As a property manager, your social skills are some of the most valuable tools in your toolkit. But when tenants throw curveball questions your way, even the smoothest of operators can grow anxious. This week, Scott Safadi of Cal Bay Property Management addresses three such questions and safe ways to answer:
1. Can I sublet my apartment?
Having an answer ready before the question is asked is key to handling a question like this one. Make sure your policies are clearly delineated in the lease and direct tenants to the lease they signed when they ask about subletting.
2. Can you take my roommate off the lease?
Sometimes, property managers have to play mediator among friends who have had a falling out or couples who have broken up. While you don’t legally have to remove anyone from a lease, you can explore the options with both parties if you wish. Be careful about taking sides, though! The easiest answer is sometimes just “no.”
3. Can I break my lease?
It’s not ideal for a tenant to break their lease early, but life happens. Employees get transferred, couples break up and folks buy homes. Still, these major life events aren’t reason enough to leave the lease unpaid. Work with the tenant to compromise if possible, but you should have a policy written into your lease ahead of time.
– Scott Safadi, Cal Bay Property Management

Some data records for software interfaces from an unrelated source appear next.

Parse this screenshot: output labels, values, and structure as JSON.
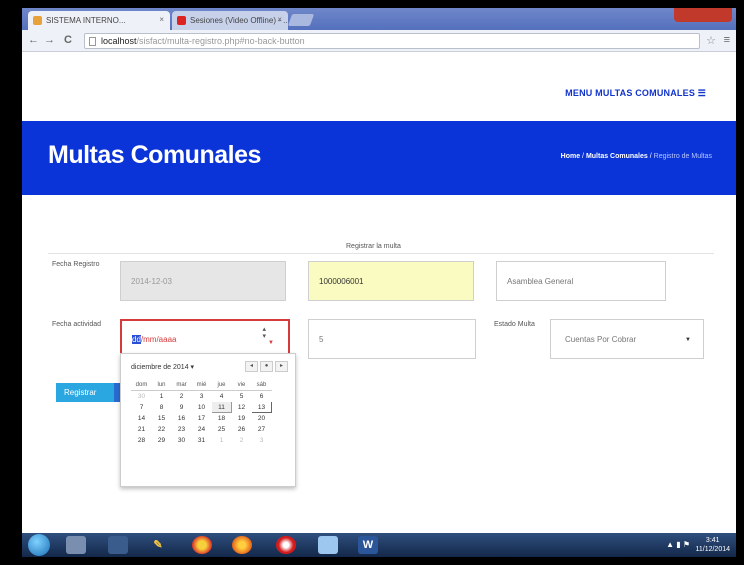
{
  "browser": {
    "tabs": [
      {
        "title": "SISTEMA INTERNO...",
        "close": "×"
      },
      {
        "title": "Sesiones (Video Offline) - ...",
        "close": "×"
      }
    ],
    "nav": {
      "back": "←",
      "forward": "→",
      "reload": "C"
    },
    "url_host": "localhost",
    "url_path": "/sisfact/multa-registro.php#no-back-button",
    "star": "☆",
    "menu": "≡"
  },
  "page": {
    "top_menu": "MENU MULTAS COMUNALES ☰",
    "title": "Multas Comunales",
    "breadcrumb": {
      "home": "Home",
      "sep1": " / ",
      "section": "Multas Comunales",
      "sep2": " / ",
      "current": "Registro de Multas"
    },
    "form_title": "Registrar la multa",
    "fields": {
      "fecha_registro_label": "Fecha Registro",
      "fecha_registro_value": "2014-12-03",
      "codigo_value": "1000006001",
      "motivo_value": "Asamblea General",
      "fecha_actividad_label": "Fecha actividad",
      "fecha_actividad_selected": "dd",
      "fecha_actividad_rest": "/mm/aaaa",
      "monto_value": "5",
      "estado_label": "Estado Multa",
      "estado_value": "Cuentas Por Cobrar"
    },
    "submit_label": "Registrar"
  },
  "calendar": {
    "month_label": "diciembre de 2014 ▾",
    "prev": "◂",
    "today_btn": "●",
    "next": "▸",
    "weekdays": [
      "dom",
      "lun",
      "mar",
      "mié",
      "jue",
      "vie",
      "sáb"
    ],
    "weeks": [
      [
        "30",
        "1",
        "2",
        "3",
        "4",
        "5",
        "6"
      ],
      [
        "7",
        "8",
        "9",
        "10",
        "11",
        "12",
        "13"
      ],
      [
        "14",
        "15",
        "16",
        "17",
        "18",
        "19",
        "20"
      ],
      [
        "21",
        "22",
        "23",
        "24",
        "25",
        "26",
        "27"
      ],
      [
        "28",
        "29",
        "30",
        "31",
        "1",
        "2",
        "3"
      ]
    ],
    "today": "11",
    "selected": "13"
  },
  "taskbar": {
    "word_label": "W",
    "clock_time": "3:41",
    "clock_date": "11/12/2014"
  }
}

Mold Prevention Tips to Share with Your Tenants

It’s summertime, and humidity is creeping in. No matter the season, though, you and your tenants should stay alert to the potential for mold to creep in along with that humidity. Scott Safadi of Cal Bay Property Management recommends sharing these tips with your tenants this summer and beyond!
Dry wet areas
Mold grows where moisture is present, so do your part to clean up wet areas when they occur. A leaky pipe or flooded basement can quickly grow moldy, but so can wet laundry and used towels. Clean up after your shower and move your laundry when it’s done being washed!
Monitor humidity indoors
The Environmental Protection Agency recommends keeping your home between 30 and 60 percent humidity. This is a comfortable level and one that prevents mold from growing. So how do you monitor your humidity indoors? You can purchase a moisture monitor at your local hardware store.
Ventilate moist rooms
Proper ventilation is key for mold prevention. Make sure there are fans installed in your bathrooms and be sure to turn them on when you shower or take a bath. Any room with water – your kitchen, your laundry room, even your basement – needs fresh air and ventilation.
– Scott Safadi, Cal Bay Property Management

Next Page »